Yesterday, at about 2:30, a doctor told my wife, “Worst case scenario… you die.”  They were worried about a blood clot in her leg.  Needless to say, we were at the hospital for 8 hours, but the test results showed that nothing was wrong.  She went home without needing any treatment at all.

As some of you know, this scenario has happened before.  In late August / September, two doctors were worried that I could be dying, but it turned out to be a relatively minor condition.  Yet another time this year, God has changed our red flags to white.

Not only is God good, but He must also have a sense of humor.  We ended up leaving the hospital last night laughing quite a bit.  Even when our car didn’t start in the parking garage (not a pleasant surprise!), God helped us get home quickly.  Strange, but God has creative ways to get through to us. 

The moral of the story is:  Don’t let false starts get you worried.  Be confident that “He who began a good work in you will complete it until the day of Jesus Christ.”  (Philippians 1:6)  And remember that no matter what, God will bring you home.

Please keep us in prayer tonight and tomorrow.  My wife will begin labor, and although it won’t be easy, please pray that the pain and discomfort is as minimal as possible.  For me, just pray that I can eat something and that I don’t faint!

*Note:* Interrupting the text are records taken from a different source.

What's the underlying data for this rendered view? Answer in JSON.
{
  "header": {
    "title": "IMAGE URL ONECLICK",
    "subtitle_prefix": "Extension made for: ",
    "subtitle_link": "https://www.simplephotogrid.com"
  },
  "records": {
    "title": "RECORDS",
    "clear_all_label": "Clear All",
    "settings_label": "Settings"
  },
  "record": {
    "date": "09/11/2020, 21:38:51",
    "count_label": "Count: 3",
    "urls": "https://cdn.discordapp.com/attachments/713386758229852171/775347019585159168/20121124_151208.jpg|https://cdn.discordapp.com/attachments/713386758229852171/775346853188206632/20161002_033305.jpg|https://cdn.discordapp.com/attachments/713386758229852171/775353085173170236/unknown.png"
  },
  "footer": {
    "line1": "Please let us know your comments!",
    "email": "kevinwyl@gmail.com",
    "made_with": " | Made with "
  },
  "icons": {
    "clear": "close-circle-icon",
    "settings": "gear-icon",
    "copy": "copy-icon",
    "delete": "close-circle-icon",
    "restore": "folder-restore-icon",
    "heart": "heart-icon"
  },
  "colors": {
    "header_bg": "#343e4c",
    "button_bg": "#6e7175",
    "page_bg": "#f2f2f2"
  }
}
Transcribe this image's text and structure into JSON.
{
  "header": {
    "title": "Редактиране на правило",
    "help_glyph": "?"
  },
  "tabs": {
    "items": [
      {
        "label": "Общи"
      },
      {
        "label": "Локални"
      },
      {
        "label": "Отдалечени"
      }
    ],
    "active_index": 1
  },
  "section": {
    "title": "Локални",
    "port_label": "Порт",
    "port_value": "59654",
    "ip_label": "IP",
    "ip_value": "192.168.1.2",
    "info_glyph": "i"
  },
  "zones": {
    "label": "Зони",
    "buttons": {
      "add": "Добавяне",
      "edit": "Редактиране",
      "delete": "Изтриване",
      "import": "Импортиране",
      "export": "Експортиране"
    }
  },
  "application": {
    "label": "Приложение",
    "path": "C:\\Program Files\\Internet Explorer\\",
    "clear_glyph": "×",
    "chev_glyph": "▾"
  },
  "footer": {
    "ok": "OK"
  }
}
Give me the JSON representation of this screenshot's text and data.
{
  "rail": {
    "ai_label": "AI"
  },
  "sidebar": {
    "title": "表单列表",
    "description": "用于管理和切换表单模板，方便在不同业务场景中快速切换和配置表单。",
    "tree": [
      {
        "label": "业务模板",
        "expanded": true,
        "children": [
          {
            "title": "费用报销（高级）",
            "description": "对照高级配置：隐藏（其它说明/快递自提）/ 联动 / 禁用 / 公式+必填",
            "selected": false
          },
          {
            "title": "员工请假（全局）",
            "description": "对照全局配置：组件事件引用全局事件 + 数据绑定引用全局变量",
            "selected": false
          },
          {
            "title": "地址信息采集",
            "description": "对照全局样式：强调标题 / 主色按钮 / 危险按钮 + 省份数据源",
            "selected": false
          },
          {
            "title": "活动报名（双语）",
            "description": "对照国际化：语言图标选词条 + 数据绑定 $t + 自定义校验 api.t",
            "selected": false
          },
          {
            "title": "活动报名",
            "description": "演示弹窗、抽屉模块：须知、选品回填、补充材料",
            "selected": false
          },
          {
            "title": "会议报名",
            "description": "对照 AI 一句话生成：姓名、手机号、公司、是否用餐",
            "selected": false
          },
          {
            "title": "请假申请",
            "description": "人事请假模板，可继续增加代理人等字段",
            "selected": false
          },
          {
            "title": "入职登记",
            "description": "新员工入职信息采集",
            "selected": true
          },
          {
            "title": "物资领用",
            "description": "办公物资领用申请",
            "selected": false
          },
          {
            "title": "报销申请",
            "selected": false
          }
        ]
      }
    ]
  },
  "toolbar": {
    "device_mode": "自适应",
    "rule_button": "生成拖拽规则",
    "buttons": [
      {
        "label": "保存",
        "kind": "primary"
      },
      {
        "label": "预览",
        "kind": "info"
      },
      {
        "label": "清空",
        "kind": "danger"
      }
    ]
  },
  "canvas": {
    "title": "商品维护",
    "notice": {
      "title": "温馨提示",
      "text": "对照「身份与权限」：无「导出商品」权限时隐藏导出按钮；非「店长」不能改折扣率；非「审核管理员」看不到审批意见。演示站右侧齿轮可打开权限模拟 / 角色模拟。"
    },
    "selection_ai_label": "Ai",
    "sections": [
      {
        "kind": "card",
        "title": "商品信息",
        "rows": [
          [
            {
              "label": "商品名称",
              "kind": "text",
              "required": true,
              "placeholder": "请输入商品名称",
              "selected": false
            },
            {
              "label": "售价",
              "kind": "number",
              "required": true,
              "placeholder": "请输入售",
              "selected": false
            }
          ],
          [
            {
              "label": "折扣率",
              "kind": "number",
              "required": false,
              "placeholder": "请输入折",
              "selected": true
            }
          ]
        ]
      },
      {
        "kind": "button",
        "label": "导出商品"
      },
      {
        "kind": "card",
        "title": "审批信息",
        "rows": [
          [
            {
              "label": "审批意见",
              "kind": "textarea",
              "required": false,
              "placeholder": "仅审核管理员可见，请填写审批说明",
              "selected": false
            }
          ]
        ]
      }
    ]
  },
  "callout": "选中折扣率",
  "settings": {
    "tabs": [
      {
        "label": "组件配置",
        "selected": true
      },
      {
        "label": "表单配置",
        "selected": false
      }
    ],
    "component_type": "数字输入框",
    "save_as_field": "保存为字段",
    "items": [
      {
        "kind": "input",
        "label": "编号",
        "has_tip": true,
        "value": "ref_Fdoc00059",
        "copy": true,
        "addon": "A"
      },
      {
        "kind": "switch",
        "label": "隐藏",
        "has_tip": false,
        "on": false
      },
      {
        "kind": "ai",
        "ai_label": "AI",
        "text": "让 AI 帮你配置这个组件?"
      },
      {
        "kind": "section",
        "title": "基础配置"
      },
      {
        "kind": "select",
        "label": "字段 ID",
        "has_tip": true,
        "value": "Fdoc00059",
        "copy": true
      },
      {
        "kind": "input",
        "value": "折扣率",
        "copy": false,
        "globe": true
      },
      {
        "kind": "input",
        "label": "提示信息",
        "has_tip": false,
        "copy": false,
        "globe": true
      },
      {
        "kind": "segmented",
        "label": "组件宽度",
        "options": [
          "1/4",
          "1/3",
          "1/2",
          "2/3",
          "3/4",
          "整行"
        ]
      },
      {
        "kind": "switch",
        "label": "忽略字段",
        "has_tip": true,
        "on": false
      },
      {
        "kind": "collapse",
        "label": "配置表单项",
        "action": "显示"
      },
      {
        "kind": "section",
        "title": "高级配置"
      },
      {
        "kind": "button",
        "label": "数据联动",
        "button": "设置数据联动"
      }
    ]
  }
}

My wife and I are anticipating the birth of our first daughter, EGJ. (Her full name is top secret for now!) Her arrival could be anytime from now until May 11th, and I am thrilled to the point of tears. Our baby is just about to begin her journey, while I am continuing on mine. What a crazy, miraculous world we live in.

Significant events, such as a birth or a death, force us to revisit the topic of life. Most days we slide on by, carrying on our regular activities, but once in a while we have a chance to slow down and ask once again, “What is life really about?” Thankfully, from a Christian perspective, we can narrow it down quite succinctly:

All this is from God, who reconciled us to himself through Christ and gave us the ministry of reconciliation that God was reconciling the world to himself in Christ, not counting people’s sins against them. And he has committed to us the message of reconciliation. We are therefore Christ’s ambassadors, as though God were making his appeal through us. We beg you on Christ’s behalf: Be reconciled to God. God made him who had no sin to be sin for us, so that in him we might become the righteousness of God. (2 Corinthians 5:18-21)

With only a few words, Paul words summarizes the meaning of the cosmos: (1) God was, and is, reconciling the world to Himself; (2) God does not count our sins against us; (3) and we have been given the message of reconciliation. Everything else should be influenced by those truths.

On a given day, we tend to forget about one or more of those aspects. We forget about God’s global perspective and the breadth of His salvation. We forget about the problem of sin and how God extends His mercy to us. Or we forget to beg others to be reconciled. On some days, maybe we forget all three.

Life is a jumble of activities, but let us never lose sight of what life is about. Whether you are breathing your first breath, driving to work, kissing your spouse, or saying your farewells, it all begins and end with God. The joy of life is that we can all be reconciled.